Friday, December 9, 2005
THERE IS, at this stage, no reason to doubt the official account of the slaying Wednesday of Rigoberto Alpizar by federal air marshals in Miami. According to the government, Mr. Alpizar, a U.S. citizen on his way from Ecuador to Orlando, left his seat as boarding was ending in Miami and shouted that he had a bomb in his carry-on luggage. When two marshals on the flight ordered him to stop, he ran from the plane onto the jetway. The officers followed and, in the jetway, shot him when he allegedly reached into his bag and began moving back toward them.
If all this is true, the marshals acted reasonably, though Mr. Alpizar's luggage proved to contain no bomb. Someone who announces he has a bomb must be presumed to be telling the truth when other lives are at stake, and in hot pursuit of a possible terrorist, officers are entitled to use deadly force when such a person reaches into a bag instead of following a command to get down.
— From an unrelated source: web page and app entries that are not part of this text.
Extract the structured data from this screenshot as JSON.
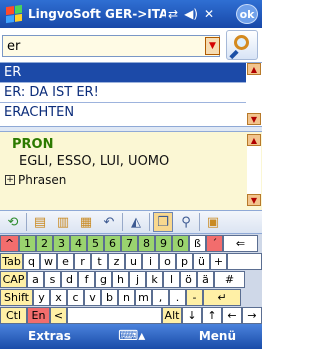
{
  "titlebar": {
    "title": "LingvoSoft GER->ITA",
    "icons": [
      "sync-icon",
      "speaker-icon",
      "close-icon"
    ],
    "ok_label": "ok"
  },
  "search": {
    "value": "er",
    "dropdown_icon": "chevron-down-icon",
    "button_icon": "magnifier-icon"
  },
  "wordlist": {
    "items": [
      "ER",
      "ER: DA IST ER!",
      "ERACHTEN"
    ],
    "selected_index": 0
  },
  "translation": {
    "part_of_speech": "PRON",
    "meaning": "EGLI, ESSO, LUI, UOMO",
    "expander": "⊞",
    "phrases_label": "Phrasen"
  },
  "toolbar": {
    "icons": [
      "refresh-icon",
      "copy-icon",
      "paste-icon",
      "note-icon",
      "undo-icon",
      "speak-icon",
      "translate-icon",
      "find-icon",
      "book-icon"
    ]
  },
  "keyboard": {
    "row1": [
      "^",
      "1",
      "2",
      "3",
      "4",
      "5",
      "6",
      "7",
      "8",
      "9",
      "0",
      "ß",
      "´",
      "⇐"
    ],
    "row2": [
      "Tab",
      "q",
      "w",
      "e",
      "r",
      "t",
      "z",
      "u",
      "i",
      "o",
      "p",
      "ü",
      "+"
    ],
    "row3": [
      "CAP",
      "a",
      "s",
      "d",
      "f",
      "g",
      "h",
      "j",
      "k",
      "l",
      "ö",
      "ä",
      "#"
    ],
    "row4": [
      "Shift",
      "y",
      "x",
      "c",
      "v",
      "b",
      "n",
      "m",
      ",",
      ".",
      "-",
      "↵"
    ],
    "row5": [
      "Ctl",
      "En",
      "<",
      "",
      "Alt",
      "↓",
      "↑",
      "←",
      "→"
    ]
  },
  "bottombar": {
    "left_label": "Extras",
    "right_label": "Menü",
    "keyboard_icon": "keyboard-icon"
  },
  "colors": {
    "titlebar": "#1848a8",
    "selection": "#1c4aa8",
    "translation_bg": "#fbf7d4",
    "pos_text": "#2c7a00",
    "key_green": "#9ad36f",
    "key_yellow": "#fff0a6",
    "key_red": "#f26d6d"
  }
}
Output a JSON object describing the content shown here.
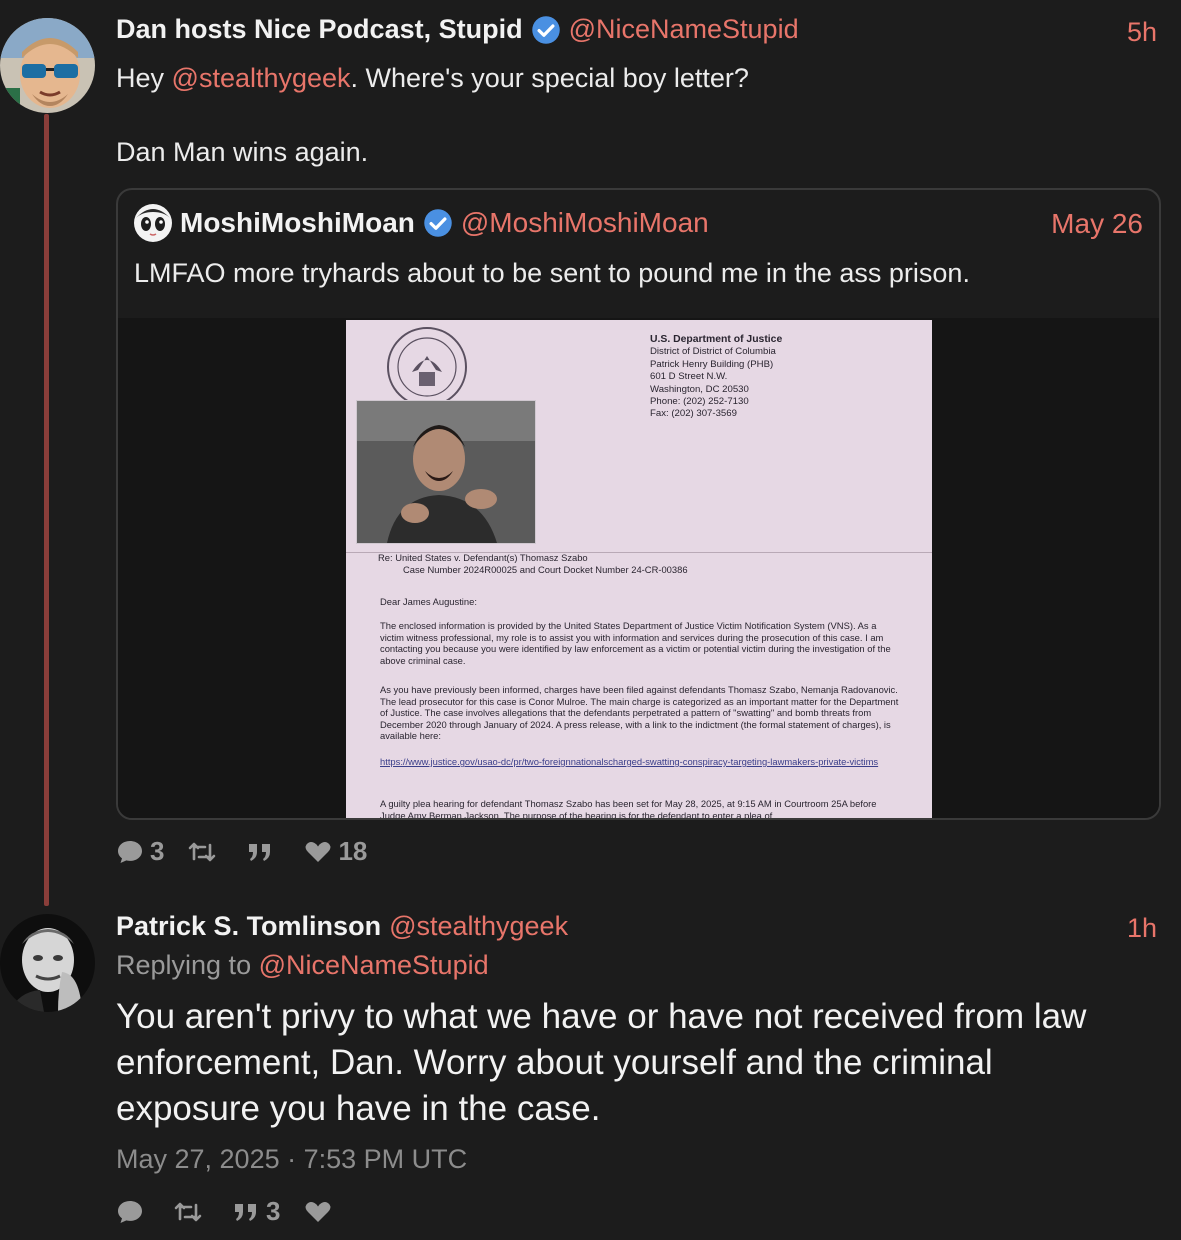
{
  "tweet1": {
    "display_name": "Dan hosts Nice Podcast, Stupid",
    "handle": "@NiceNameStupid",
    "time": "5h",
    "text_before_mention": "Hey ",
    "mention": "@stealthygeek",
    "text_after_mention": ". Where's your special boy letter?",
    "text_line2": "Dan Man wins again.",
    "stats": {
      "replies": "3",
      "retweets": "",
      "quotes": "",
      "likes": "18"
    }
  },
  "quoted": {
    "display_name": "MoshiMoshiMoan",
    "handle": "@MoshiMoshiMoan",
    "time": "May 26",
    "text": "LMFAO more tryhards about to be sent to pound me in the ass prison.",
    "letter": {
      "dept": "U.S. Department of Justice",
      "addr": [
        "District of District of Columbia",
        "Patrick Henry Building (PHB)",
        "601 D Street N.W.",
        "Washington, DC 20530",
        "Phone: (202) 252-7130",
        "Fax: (202) 307-3569"
      ],
      "re_line1": "Re:  United States v. Defendant(s) Thomasz Szabo",
      "re_line2": "Case Number 2024R00025 and Court Docket Number 24-CR-00386",
      "salutation": "Dear James Augustine:",
      "para1": "The enclosed information is provided by the United States Department of Justice Victim Notification System (VNS). As a victim witness professional, my role is to assist you with information and services during the prosecution of this case. I am contacting you because you were identified by law enforcement as a victim or potential victim during the investigation of the above criminal case.",
      "para2": "As you have previously been informed, charges have been filed against defendants Thomasz Szabo, Nemanja Radovanovic. The lead prosecutor for this case is Conor Mulroe. The main charge is categorized as an important matter for the Department of Justice. The case involves allegations that the defendants perpetrated a pattern of \"swatting\" and bomb threats from December 2020 through January of 2024. A press release, with a link to the indictment (the formal statement of charges), is available here:",
      "url": "https://www.justice.gov/usao-dc/pr/two-foreignnationalscharged-swatting-conspiracy-targeting-lawmakers-private-victims",
      "para3": "A guilty plea hearing for defendant Thomasz Szabo has been set for May 28, 2025, at 9:15 AM in Courtroom 25A before Judge Amy Berman Jackson. The purpose of the hearing is for the defendant to enter a plea of"
    }
  },
  "tweet2": {
    "display_name": "Patrick S. Tomlinson",
    "handle": "@stealthygeek",
    "time": "1h",
    "replying_label": "Replying to ",
    "replying_handle": "@NiceNameStupid",
    "text": "You aren't privy to what we have or have not received from law enforcement, Dan. Worry about yourself and the criminal exposure you have in the case.",
    "date": "May 27, 2025 · 7:53 PM UTC",
    "stats": {
      "replies": "",
      "retweets": "",
      "quotes": "3",
      "likes": ""
    }
  },
  "colors": {
    "accent": "#e8756a",
    "background": "#1c1c1c",
    "thread": "#8a3e3a",
    "verified": "#4a90e2"
  }
}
Yet the matter requires a thorough and independent investigation. For the air marshals, in fact, did not stop a bombing. Though they may have been justified, they killed an American who appears to have no connection to terrorism. According to eyewitness reports, Mr. Alpizar's wife tried to explain that he was mentally ill and had not taken his medication. For the air marshals program to have credibility, it is essential for the public to have more than the government's word that the killing of such a person was really necessary, not an overreaction to an ill person who posed no threat.
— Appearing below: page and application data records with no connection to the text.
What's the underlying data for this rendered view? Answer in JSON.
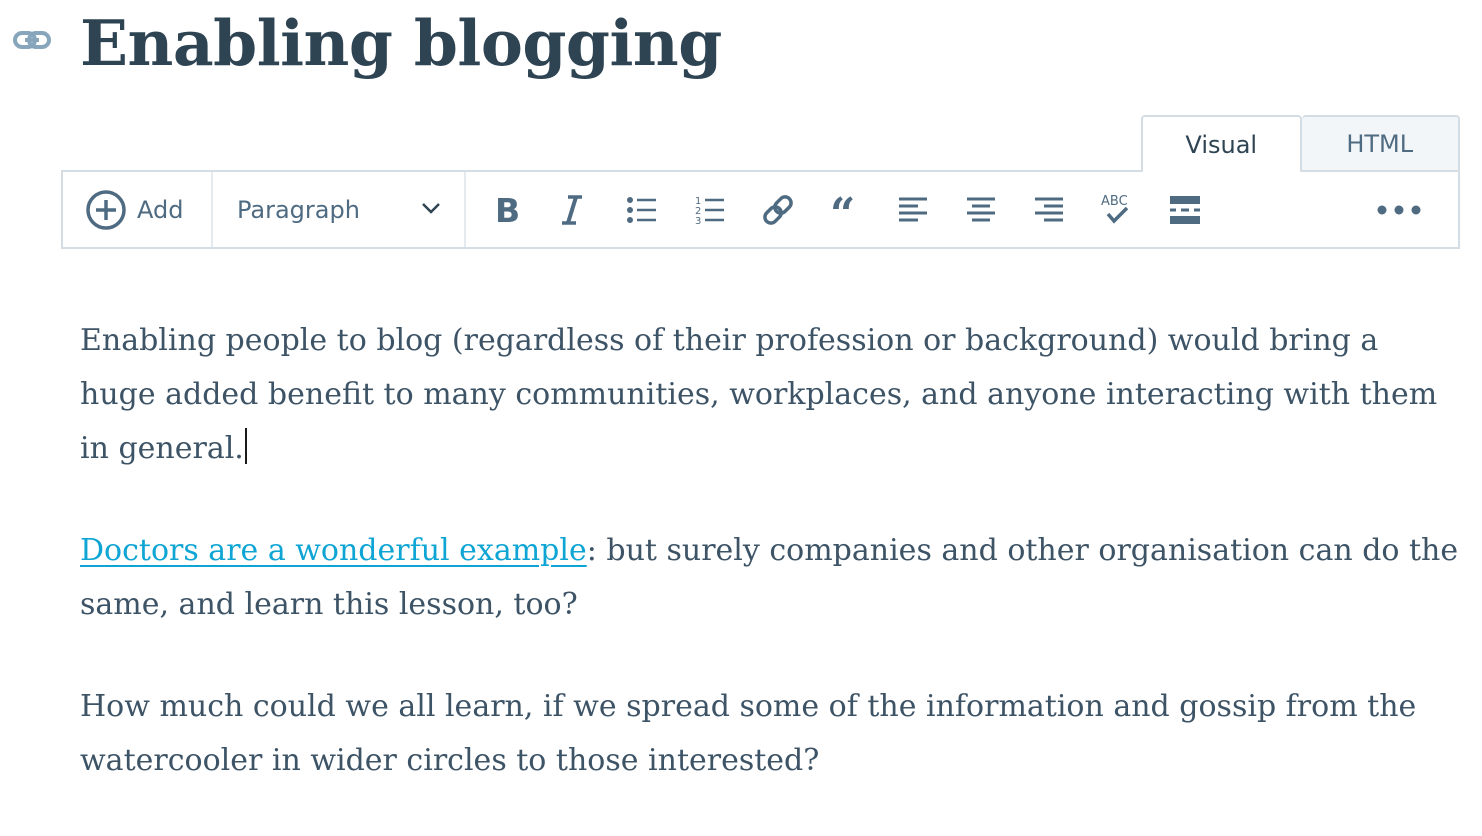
{
  "post": {
    "title": "Enabling blogging"
  },
  "editor": {
    "tabs": [
      "Visual",
      "HTML"
    ],
    "active_tab": "Visual",
    "toolbar": {
      "add_label": "Add",
      "format_select_value": "Paragraph",
      "buttons": [
        {
          "name": "bold",
          "icon": "bold-icon"
        },
        {
          "name": "italic",
          "icon": "italic-icon"
        },
        {
          "name": "bulleted-list",
          "icon": "bulleted-list-icon"
        },
        {
          "name": "numbered-list",
          "icon": "numbered-list-icon"
        },
        {
          "name": "link",
          "icon": "link-icon"
        },
        {
          "name": "blockquote",
          "icon": "blockquote-icon"
        },
        {
          "name": "align-left",
          "icon": "align-left-icon"
        },
        {
          "name": "align-center",
          "icon": "align-center-icon"
        },
        {
          "name": "align-right",
          "icon": "align-right-icon"
        },
        {
          "name": "spellcheck",
          "icon": "spellcheck-icon",
          "text": "ABC"
        },
        {
          "name": "read-more",
          "icon": "read-more-icon"
        },
        {
          "name": "more",
          "icon": "more-icon"
        }
      ]
    }
  },
  "content": {
    "paragraph_1": "Enabling people to blog (regardless of their profession or background) would bring a huge added benefit to many communities, workplaces, and anyone interacting with them in general.",
    "paragraph_2_link": "Doctors are a wonderful example",
    "paragraph_2_rest": ": but surely companies and other organisation can do the same, and learn this lesson, too?",
    "paragraph_3": "How much could we all learn, if we spread some of the information and gossip from the watercooler in wider circles to those interested?"
  },
  "colors": {
    "title": "#2e4453",
    "text": "#3d5366",
    "icon": "#4f6b82",
    "link": "#0ea5d4",
    "border": "#d5dde4"
  }
}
When British police killed a Brazilian named Jean Charles de Menezes this year in the London Underground, the shooting initially appeared to be a reasonable hot-pursuit killing of a possible terrorist. Mr. Menezes, police said, was wearing a heavy jacket in summer -- and it was widely reported that he vaulted over a turnstile and had run from police. None of this turned out to be true. He was wearing a light jacket, walked calmly through the turnstile and was being restrained by one officer when another shot him, it later emerged. It is essential that the air marshals not labor under public doubt concerning what happened here.
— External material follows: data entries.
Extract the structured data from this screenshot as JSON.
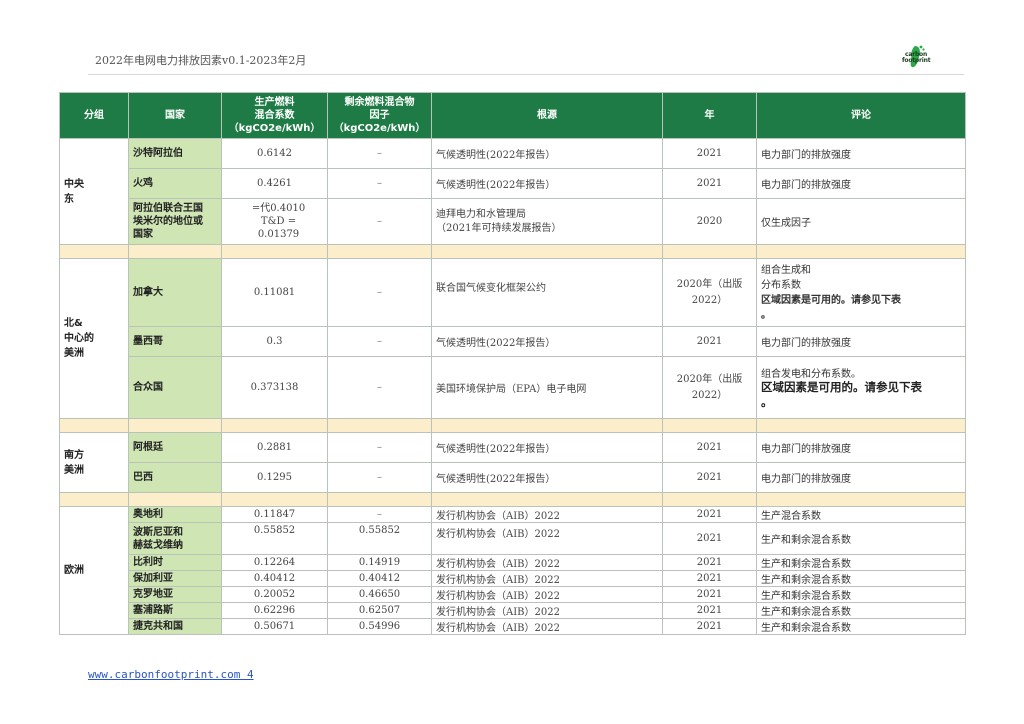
{
  "header": {
    "title": "2022年电网电力排放因素v0.1-2023年2月"
  },
  "logo": {
    "line1": "carbon",
    "line2": "footprint",
    "icon": "footprint-icon",
    "color": "#2aa84a"
  },
  "footer": {
    "text": "www.carbonfootprint.com 4"
  },
  "colors": {
    "header_green": "#1e7b45",
    "country_green": "#cfe6b4",
    "separator": "#fdeecb"
  },
  "table": {
    "headers": {
      "group": "分组",
      "country": "国家",
      "prod_l1": "生产燃料",
      "prod_l2": "混合系数",
      "prod_l3": "（kgCO2e/kWh）",
      "res_l1": "剩余燃料混合物",
      "res_l2": "因子",
      "res_l3": "（kgCO2e/kWh）",
      "source": "根源",
      "year": "年",
      "comment": "评论"
    },
    "groups": {
      "middle_east_l1": "中央",
      "middle_east_l2": "东",
      "north_central_l1": "北&",
      "north_central_l2": "中心的",
      "north_central_l3": "美洲",
      "south_america_l1": "南方",
      "south_america_l2": "美洲",
      "europe": "欧洲"
    },
    "rows": {
      "saudi": {
        "country": "沙特阿拉伯",
        "prod": "0.6142",
        "res": "–",
        "source": "气候透明性(2022年报告）",
        "year": "2021",
        "comment": "电力部门的排放强度"
      },
      "turkey": {
        "country": "火鸡",
        "prod": "0.4261",
        "res": "–",
        "source": "气候透明性(2022年报告）",
        "year": "2021",
        "comment": "电力部门的排放强度"
      },
      "uae": {
        "country_l1": "阿拉伯联合王国",
        "country_l2": "埃米尔的地位或",
        "country_l3": "国家",
        "prod_l1": "=代0.4010",
        "prod_l2": "T&D =",
        "prod_l3": "0.01379",
        "res": "–",
        "source_l1": "迪拜电力和水管理局",
        "source_l2": "（2021年可持续发展报告）",
        "year": "2020",
        "comment": "仅生成因子"
      },
      "canada": {
        "country": "加拿大",
        "prod": "0.11081",
        "res": "–",
        "source": "联合国气候变化框架公约",
        "year_l1": "2020年（出版",
        "year_l2": "2022）",
        "comment_l1": "组合生成和",
        "comment_l2": "分布系数",
        "comment_l3": "区域因素是可用的。请参见下表",
        "comment_l4": "。"
      },
      "mexico": {
        "country": "墨西哥",
        "prod": "0.3",
        "res": "–",
        "source": "气候透明性(2022年报告）",
        "year": "2021",
        "comment": "电力部门的排放强度"
      },
      "usa": {
        "country": "合众国",
        "prod": "0.373138",
        "res": "–",
        "source": "美国环境保护局（EPA）电子电网",
        "year_l1": "2020年（出版",
        "year_l2": "2022）",
        "comment_l1": "组合发电和分布系数。",
        "comment_l2": "区域因素是可用的。请参见下表",
        "comment_l3": "。"
      },
      "argentina": {
        "country": "阿根廷",
        "prod": "0.2881",
        "res": "–",
        "source": "气候透明性(2022年报告）",
        "year": "2021",
        "comment": "电力部门的排放强度"
      },
      "brazil": {
        "country": "巴西",
        "prod": "0.1295",
        "res": "–",
        "source": "气候透明性(2022年报告）",
        "year": "2021",
        "comment": "电力部门的排放强度"
      },
      "austria": {
        "country": "奥地利",
        "prod": "0.11847",
        "res": "–",
        "source": "发行机构协会（AIB）2022",
        "year": "2021",
        "comment": "生产混合系数"
      },
      "bosnia": {
        "country_l1": "波斯尼亚和",
        "country_l2": "赫兹戈维纳",
        "prod": "0.55852",
        "res": "0.55852",
        "source": "发行机构协会（AIB）2022",
        "year": "2021",
        "comment": "生产和剩余混合系数"
      },
      "belgium": {
        "country": "比利时",
        "prod": "0.12264",
        "res": "0.14919",
        "source": "发行机构协会（AIB）2022",
        "year": "2021",
        "comment": "生产和剩余混合系数"
      },
      "bulgaria": {
        "country": "保加利亚",
        "prod": "0.40412",
        "res": "0.40412",
        "source": "发行机构协会（AIB）2022",
        "year": "2021",
        "comment": "生产和剩余混合系数"
      },
      "croatia": {
        "country": "克罗地亚",
        "prod": "0.20052",
        "res": "0.46650",
        "source": "发行机构协会（AIB）2022",
        "year": "2021",
        "comment": "生产和剩余混合系数"
      },
      "cyprus": {
        "country": "塞浦路斯",
        "prod": "0.62296",
        "res": "0.62507",
        "source": "发行机构协会（AIB）2022",
        "year": "2021",
        "comment": "生产和剩余混合系数"
      },
      "czech": {
        "country": "捷克共和国",
        "prod": "0.50671",
        "res": "0.54996",
        "source": "发行机构协会（AIB）2022",
        "year": "2021",
        "comment": "生产和剩余混合系数"
      }
    }
  }
}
The Miami-Dade County Police Department is investigating the shooting. Federal officials have pledged full cooperation, though they have also gone out of their way to prejudge the matter and declare that the officers in question acted reasonably. This is premature. Any time a government officer takes someone's life, judgment ought to wait until the facts become clear.